Task to carry out: Could you copy the whole listing below exactly as written?

**** Information given

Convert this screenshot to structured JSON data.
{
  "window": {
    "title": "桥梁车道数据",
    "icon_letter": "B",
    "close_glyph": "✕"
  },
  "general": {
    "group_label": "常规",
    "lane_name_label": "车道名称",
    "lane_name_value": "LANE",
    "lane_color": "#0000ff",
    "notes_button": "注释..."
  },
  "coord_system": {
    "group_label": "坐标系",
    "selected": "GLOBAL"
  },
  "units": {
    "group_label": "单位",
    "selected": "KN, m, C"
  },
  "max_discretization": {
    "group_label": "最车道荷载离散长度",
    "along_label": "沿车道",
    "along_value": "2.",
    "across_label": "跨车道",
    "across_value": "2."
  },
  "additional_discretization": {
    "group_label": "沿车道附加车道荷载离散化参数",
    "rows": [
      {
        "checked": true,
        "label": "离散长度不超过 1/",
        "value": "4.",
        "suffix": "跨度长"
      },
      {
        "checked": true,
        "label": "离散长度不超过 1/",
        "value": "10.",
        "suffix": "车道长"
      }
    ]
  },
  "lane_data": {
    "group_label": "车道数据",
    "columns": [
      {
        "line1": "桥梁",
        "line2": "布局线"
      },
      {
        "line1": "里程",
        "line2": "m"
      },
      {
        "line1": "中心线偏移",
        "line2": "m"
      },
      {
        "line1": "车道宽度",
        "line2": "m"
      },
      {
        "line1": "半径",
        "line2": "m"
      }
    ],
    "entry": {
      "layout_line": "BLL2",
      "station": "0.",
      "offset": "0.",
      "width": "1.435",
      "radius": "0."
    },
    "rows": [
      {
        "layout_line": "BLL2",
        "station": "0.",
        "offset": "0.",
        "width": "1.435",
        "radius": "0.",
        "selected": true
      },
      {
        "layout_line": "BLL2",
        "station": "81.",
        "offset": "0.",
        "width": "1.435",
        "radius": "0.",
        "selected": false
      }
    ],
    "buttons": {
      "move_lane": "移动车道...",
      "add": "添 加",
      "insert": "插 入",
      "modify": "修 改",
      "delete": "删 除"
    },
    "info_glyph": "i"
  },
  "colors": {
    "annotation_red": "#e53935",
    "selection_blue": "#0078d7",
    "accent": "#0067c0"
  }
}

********

Solution to this problem:
Convert this screenshot to structured JSON data.
{
  "window": {
    "title": "桥梁车道数据",
    "icon_letter": "B",
    "close_glyph": "✕"
  },
  "general": {
    "group_label": "常规",
    "lane_name_label": "车道名称",
    "lane_name_value": "LANE",
    "lane_color": "#0000ff",
    "notes_button": "注释..."
  },
  "coord_system": {
    "group_label": "坐标系",
    "selected": "GLOBAL"
  },
  "units": {
    "group_label": "单位",
    "selected": "KN, m, C"
  },
  "max_discretization": {
    "group_label": "最车道荷载离散长度",
    "along_label": "沿车道",
    "along_value": "2.",
    "across_label": "跨车道",
    "across_value": "2."
  },
  "additional_discretization": {
    "group_label": "沿车道附加车道荷载离散化参数",
    "rows": [
      {
        "checked": true,
        "label": "离散长度不超过 1/",
        "value": "4.",
        "suffix": "跨度长"
      },
      {
        "checked": true,
        "label": "离散长度不超过 1/",
        "value": "10.",
        "suffix": "车道长"
      }
    ]
  },
  "lane_data": {
    "group_label": "车道数据",
    "columns": [
      {
        "line1": "桥梁",
        "line2": "布局线"
      },
      {
        "line1": "里程",
        "line2": "m"
      },
      {
        "line1": "中心线偏移",
        "line2": "m"
      },
      {
        "line1": "车道宽度",
        "line2": "m"
      },
      {
        "line1": "半径",
        "line2": "m"
      }
    ],
    "entry": {
      "layout_line": "BLL2",
      "station": "0.",
      "offset": "0.",
      "width": "1.435",
      "radius": "0."
    },
    "rows": [
      {
        "layout_line": "BLL2",
        "station": "0.",
        "offset": "0.",
        "width": "1.435",
        "radius": "0.",
        "selected": true
      },
      {
        "layout_line": "BLL2",
        "station": "81.",
        "offset": "0.",
        "width": "1.435",
        "radius": "0.",
        "selected": false
      }
    ],
    "buttons": {
      "move_lane": "移动车道...",
      "add": "添 加",
      "insert": "插 入",
      "modify": "修 改",
      "delete": "删 除"
    },
    "info_glyph": "i"
  },
  "colors": {
    "annotation_red": "#e53935",
    "selection_blue": "#0078d7",
    "accent": "#0067c0"
  }
}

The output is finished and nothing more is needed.